On Friday, Standard and Poor’s and Fitch left their credit ratings for Britain unchanged. However, it remained gloomy regarding the outlook due to the possibility of the country reaching a bad deal in its Brexit talks with the European Union.
Having already removed Britain of its top-notch “AAA” rating, both agencies stuck with their “AA” rating for Britain. Although both warned that they were likely to downgrade again.
“The negative outlook reflects the continued institutional and economic uncertainty surrounding the Brexit negotiations and the UK’s future relationship with its largest market for goods and services, the EU,” said S&P in a statement.
A further downgrade could happen if S&P observes the possibility of a disorderly Brexit as increasingly certain or if overseas investors begin to withdraw the capital that finances the large current account deficit of Britain.
Fitch said that the lack of a clear British position and the European Union’s negotiating stance would make it difficult for Britain to come up with a favourable deal.
Both ratings agencies also referred to the weakened state of the government of Prime Minister Theresa May after she gambled her majority in parliament away in an election earlier in 2017 that she did not need to call.
“The election result is likely to weaken policy cohesion and creates uncertainty over the longevity of the UK government,” said Fitch.

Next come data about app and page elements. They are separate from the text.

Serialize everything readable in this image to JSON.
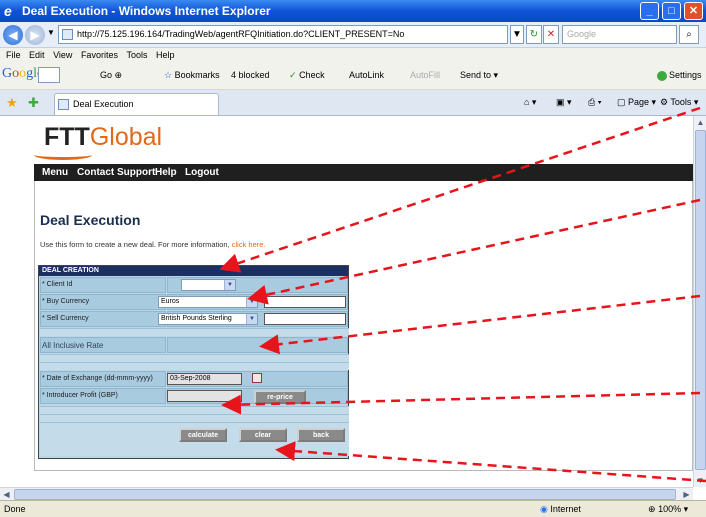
{
  "window": {
    "title": "Deal Execution - Windows Internet Explorer"
  },
  "address": {
    "url": "http://75.125.196.164/TradingWeb/agentRFQInitiation.do?CLIENT_PRESENT=No",
    "search_placeholder": "Google"
  },
  "menubar": {
    "items": [
      "File",
      "Edit",
      "View",
      "Favorites",
      "Tools",
      "Help"
    ]
  },
  "google_toolbar": {
    "logo": "Google",
    "go": "Go",
    "bookmarks": "Bookmarks",
    "blocked": "4 blocked",
    "check": "Check",
    "autolink": "AutoLink",
    "autofill": "AutoFill",
    "sendto": "Send to",
    "settings": "Settings"
  },
  "tab": {
    "title": "Deal Execution"
  },
  "commandbar": {
    "page": "Page",
    "tools": "Tools"
  },
  "site": {
    "logo_ftt": "FTT",
    "logo_global": "Global",
    "nav": [
      "Menu",
      "Contact Support",
      "Help",
      "Logout"
    ]
  },
  "page": {
    "heading": "Deal Execution",
    "intro": "Use this form to create a new deal. For more information,",
    "intro_link": "click here."
  },
  "form": {
    "header": "DEAL CREATION",
    "client_id_label": "* Client Id",
    "client_id_value": "",
    "buy_currency_label": "* Buy Currency",
    "buy_currency_value": "Euros",
    "sell_currency_label": "* Sell Currency",
    "sell_currency_value": "British Pounds Sterling",
    "rate_label": "All Inclusive Rate",
    "date_label": "* Date of Exchange (dd-mmm-yyyy)",
    "date_value": "03-Sep-2008",
    "profit_label": "* Introducer Profit (GBP)",
    "reprice_label": "re-price",
    "calculate_label": "calculate",
    "clear_label": "clear",
    "back_label": "back"
  },
  "statusbar": {
    "left": "Done",
    "zone": "Internet",
    "zoom": "100%"
  },
  "annotation_color": "#e8141b"
}
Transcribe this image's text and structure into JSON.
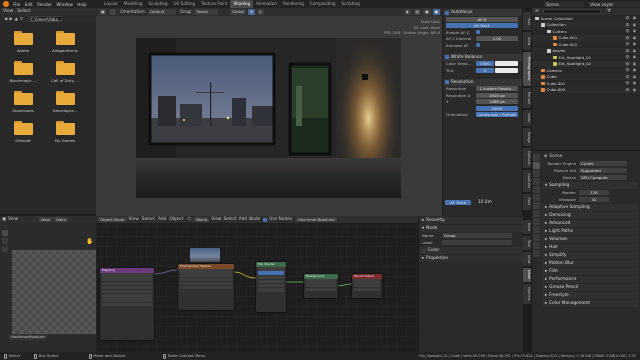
{
  "topbar": {
    "menus": [
      "File",
      "Edit",
      "Render",
      "Window",
      "Help"
    ],
    "workspaces": [
      "Layout",
      "Modeling",
      "Sculpting",
      "UV Editing",
      "Texture Paint",
      "Shading",
      "Animation",
      "Rendering",
      "Compositing",
      "Scripting"
    ],
    "active_workspace": "Shading",
    "scene_name": "Scene",
    "view_layer": "View Layer"
  },
  "file_browser": {
    "menus": [
      "View",
      "Select"
    ],
    "path": "C:\\Users\\Yaba...",
    "folders": [
      "Adobe",
      "Allegorithmic",
      "Blackmagic ...",
      "Call of Duty ...",
      "Downloads",
      "Gelcelopra...",
      "GHosoft",
      "My Games"
    ]
  },
  "viewport": {
    "header": {
      "orientation_label": "Orientation:",
      "orientation_value": "Default",
      "drag_label": "Drag:",
      "drag_value": "Tweak",
      "transform_space": "Global"
    },
    "overlay_text": [
      "False Color",
      "EV: Look: None",
      "FPS: 16.6 · Shutter Angle: 180.0"
    ]
  },
  "n_panel": {
    "autofocus": {
      "title": "Autofocus",
      "af_s": "AF-S",
      "af_track": "AF-Track",
      "enable_label": "Enable AF-C",
      "interval_label": "AF-C Interval",
      "interval_value": "1.00",
      "animate_label": "Animate AF"
    },
    "white_balance": {
      "title": "White Balance",
      "temp_label": "Color Temp...",
      "temp_value": "5500",
      "tint_label": "Tint",
      "tint_value": "0"
    },
    "resolution": {
      "title": "Resolution",
      "rows": [
        [
          "Resolution",
          "1 custom Resolu..."
        ],
        [
          "Resolution X",
          "1920 px"
        ],
        [
          "Y",
          "1080 px"
        ],
        [
          "",
          "100%"
        ],
        [
          "Orientation",
          "Landscape / Portrait"
        ]
      ]
    },
    "tabs": [
      "Tool",
      "View",
      "Photographer",
      "Render",
      "Node",
      "Image",
      "Options",
      "LuxCore",
      "Fast"
    ],
    "focus_plane_label": "10.0m",
    "af_track_button": "AF Track"
  },
  "outliner": {
    "rows": [
      {
        "label": "Scene Collection",
        "indent": 0,
        "icon_color": "#cfcfcf"
      },
      {
        "label": "Collection",
        "indent": 1,
        "icon_color": "#cfcfcf"
      },
      {
        "label": "Cutters",
        "indent": 2,
        "icon_color": "#cfcfcf"
      },
      {
        "label": "Cube.001",
        "indent": 3,
        "icon_color": "#e0883a"
      },
      {
        "label": "Cube.002",
        "indent": 3,
        "icon_color": "#e0883a"
      },
      {
        "label": "Assets",
        "indent": 2,
        "icon_color": "#cfcfcf"
      },
      {
        "label": "Ext_Spotlight_01",
        "indent": 3,
        "icon_color": "#c9c950"
      },
      {
        "label": "Ext_Spotlight_02",
        "indent": 3,
        "icon_color": "#c9c950"
      },
      {
        "label": "Camera",
        "indent": 1,
        "icon_color": "#e0883a"
      },
      {
        "label": "Cube",
        "indent": 1,
        "icon_color": "#e0883a"
      },
      {
        "label": "Cube.001",
        "indent": 1,
        "icon_color": "#e0883a"
      },
      {
        "label": "Cube.003",
        "indent": 1,
        "icon_color": "#e0883a"
      }
    ]
  },
  "properties": {
    "scene_label": "Scene",
    "rows": [
      {
        "label": "Render Engine",
        "value": "Cycles"
      },
      {
        "label": "Feature Set",
        "value": "Supported"
      },
      {
        "label": "Device",
        "value": "GPU Compute"
      }
    ],
    "sampling_title": "Sampling",
    "sampling": [
      {
        "label": "Render",
        "value": "128"
      },
      {
        "label": "Viewport",
        "value": "32"
      }
    ],
    "sections": [
      "Adaptive Sampling",
      "Denoising",
      "Advanced",
      "Light Paths",
      "Volumes",
      "Hair",
      "Simplify",
      "Motion Blur",
      "Film",
      "Performance",
      "Grease Pencil",
      "Freestyle",
      "Color Management"
    ]
  },
  "image_editor": {
    "menus": [
      "View",
      "New",
      "Open"
    ],
    "image_name": "HachimanRoad.exr"
  },
  "node_editor": {
    "header": {
      "object_mode": "Object Mode",
      "menus": [
        "View",
        "Select",
        "Add",
        "Object"
      ],
      "type": "World",
      "use_nodes_label": "Use Nodes",
      "image_name": "HachimanRoad.exr",
      "node_menus": [
        "View",
        "Select",
        "Add",
        "Node"
      ]
    },
    "nodes": [
      {
        "title": "Mapping",
        "color": "#6a3a7a"
      },
      {
        "title": "Environment Texture",
        "color": "#7a4a2a"
      },
      {
        "title": "Mix Shader",
        "color": "#3b6b4b"
      },
      {
        "title": "Background",
        "color": "#3b6b4b"
      },
      {
        "title": "World Output",
        "color": "#7a2a2a"
      }
    ]
  },
  "node_side": {
    "recent_title": "Recently",
    "node_title": "Node",
    "name_label": "Name",
    "name_value": "Group",
    "label_label": "Label",
    "label_value": "",
    "color_label": "Color",
    "properties_title": "Properties",
    "tabs": [
      "Item",
      "Tool",
      "View",
      "Node",
      "Options"
    ]
  },
  "status": {
    "left": "Select",
    "box": "Box Select",
    "move": "Move and Attach",
    "context": "Node Context Menu",
    "info": "Ext_Spotlight_01 | Cube | Verts:39,598 | Faces:38,762 | Tris:79,624 | Objects:0/14 | Memory: 1.38 GiB | VRAM: 0.8/8.0 GiB | 2.92"
  }
}
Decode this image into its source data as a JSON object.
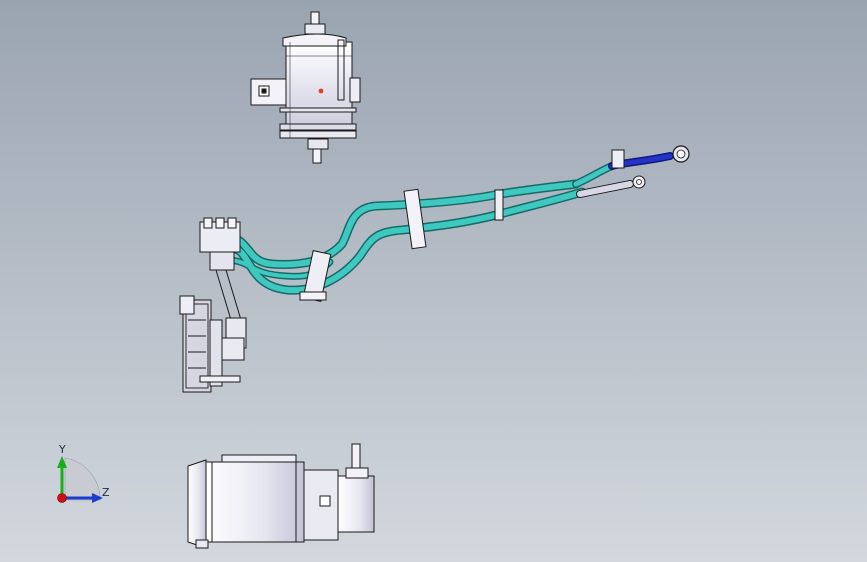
{
  "viewport": {
    "background_top": "#9aa4b1",
    "background_bottom": "#d3d8de"
  },
  "triad": {
    "y_label": "Y",
    "z_label": "Z",
    "x_axis_color": "#d01010",
    "y_axis_color": "#18b018",
    "z_axis_color": "#1a3ccf"
  },
  "colors": {
    "hose": "#3ec8c0",
    "hose_edge": "#166a66",
    "blue_hose": "#2432c8",
    "part_fill": "#f2f2f6",
    "part_shade": "#c9c9dc",
    "outline": "#1a1a1a",
    "accent_dot": "#e04020"
  },
  "icons": [
    "coordinate-triad-icon"
  ]
}
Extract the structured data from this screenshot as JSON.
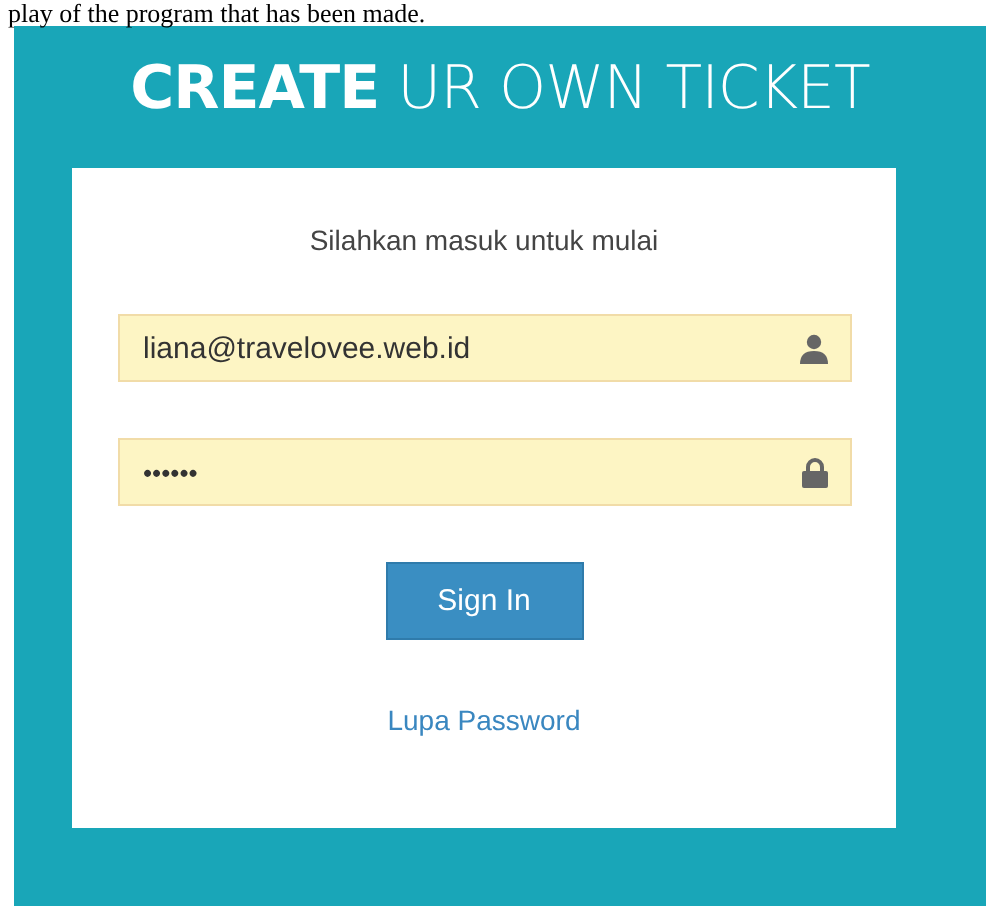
{
  "caption": "play of the program that has been made.",
  "header": {
    "title": "**CREATE** UR OWN TICKET"
  },
  "login": {
    "prompt": "Silahkan masuk untuk mulai",
    "fields": [
      {
        "kind": "email",
        "value": "liana@travelovee.web.id"
      },
      {
        "kind": "password",
        "value": "••••••"
      }
    ],
    "button": "Sign In",
    "link": "Lupa Password"
  }
}
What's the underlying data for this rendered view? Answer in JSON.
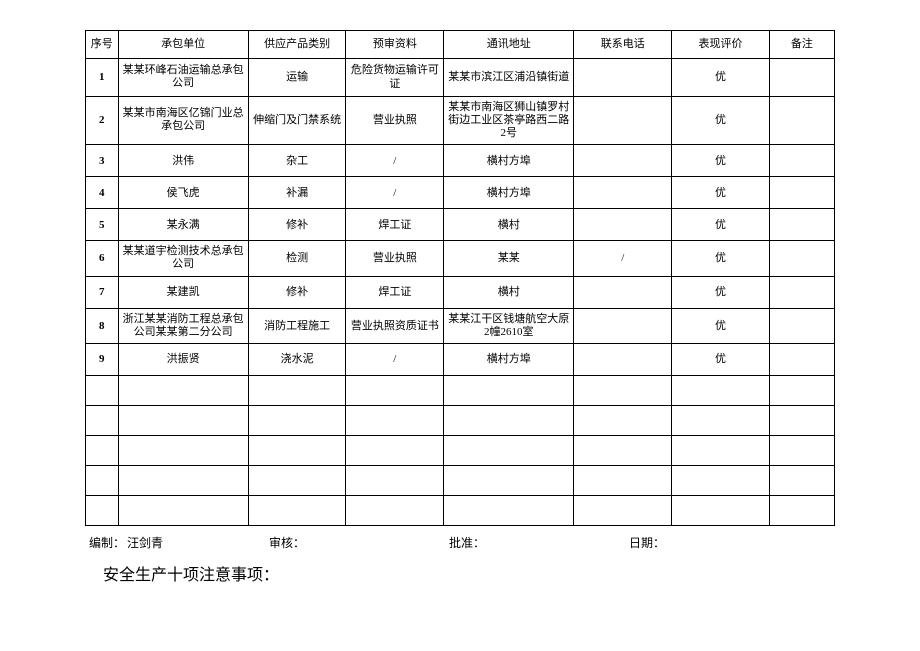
{
  "table": {
    "headers": [
      "序号",
      "承包单位",
      "供应产品类别",
      "预审资料",
      "通讯地址",
      "联系电话",
      "表现评价",
      "备注"
    ],
    "rows": [
      {
        "seq": "1",
        "unit": "某某环峰石油运输总承包公司",
        "category": "运输",
        "material": "危险货物运输许可证",
        "address": "某某市滨江区浦沿镇街道",
        "phone": "",
        "eval": "优",
        "remark": ""
      },
      {
        "seq": "2",
        "unit": "某某市南海区亿锦门业总承包公司",
        "category": "伸缩门及门禁系统",
        "material": "营业执照",
        "address": "某某市南海区狮山镇罗村街边工业区茶亭路西二路2号",
        "phone": "",
        "eval": "优",
        "remark": ""
      },
      {
        "seq": "3",
        "unit": "洪伟",
        "category": "杂工",
        "material": "/",
        "address": "横村方埠",
        "phone": "",
        "eval": "优",
        "remark": ""
      },
      {
        "seq": "4",
        "unit": "侯飞虎",
        "category": "补漏",
        "material": "/",
        "address": "横村方埠",
        "phone": "",
        "eval": "优",
        "remark": ""
      },
      {
        "seq": "5",
        "unit": "某永满",
        "category": "修补",
        "material": "焊工证",
        "address": "横村",
        "phone": "",
        "eval": "优",
        "remark": ""
      },
      {
        "seq": "6",
        "unit": "某某道宇检测技术总承包公司",
        "category": "检测",
        "material": "营业执照",
        "address": "某某",
        "phone": "/",
        "eval": "优",
        "remark": ""
      },
      {
        "seq": "7",
        "unit": "某建凯",
        "category": "修补",
        "material": "焊工证",
        "address": "横村",
        "phone": "",
        "eval": "优",
        "remark": ""
      },
      {
        "seq": "8",
        "unit": "浙江某某消防工程总承包公司某某第二分公司",
        "category": "消防工程施工",
        "material": "营业执照资质证书",
        "address": "某某江干区钱塘航空大原2幢2610室",
        "phone": "",
        "eval": "优",
        "remark": ""
      },
      {
        "seq": "9",
        "unit": "洪振贤",
        "category": "浇水泥",
        "material": "/",
        "address": "横村方埠",
        "phone": "",
        "eval": "优",
        "remark": ""
      }
    ],
    "empty_rows": 5
  },
  "footer": {
    "compiler_label": "编制：",
    "compiler_value": "汪剑青",
    "reviewer_label": "审核：",
    "reviewer_value": "",
    "approver_label": "批准：",
    "approver_value": "",
    "date_label": "日期：",
    "date_value": ""
  },
  "section_title": "安全生产十项注意事项："
}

“We believe that no single post-Brexit relationship with the EU commands either majority parliamentary or popular support.”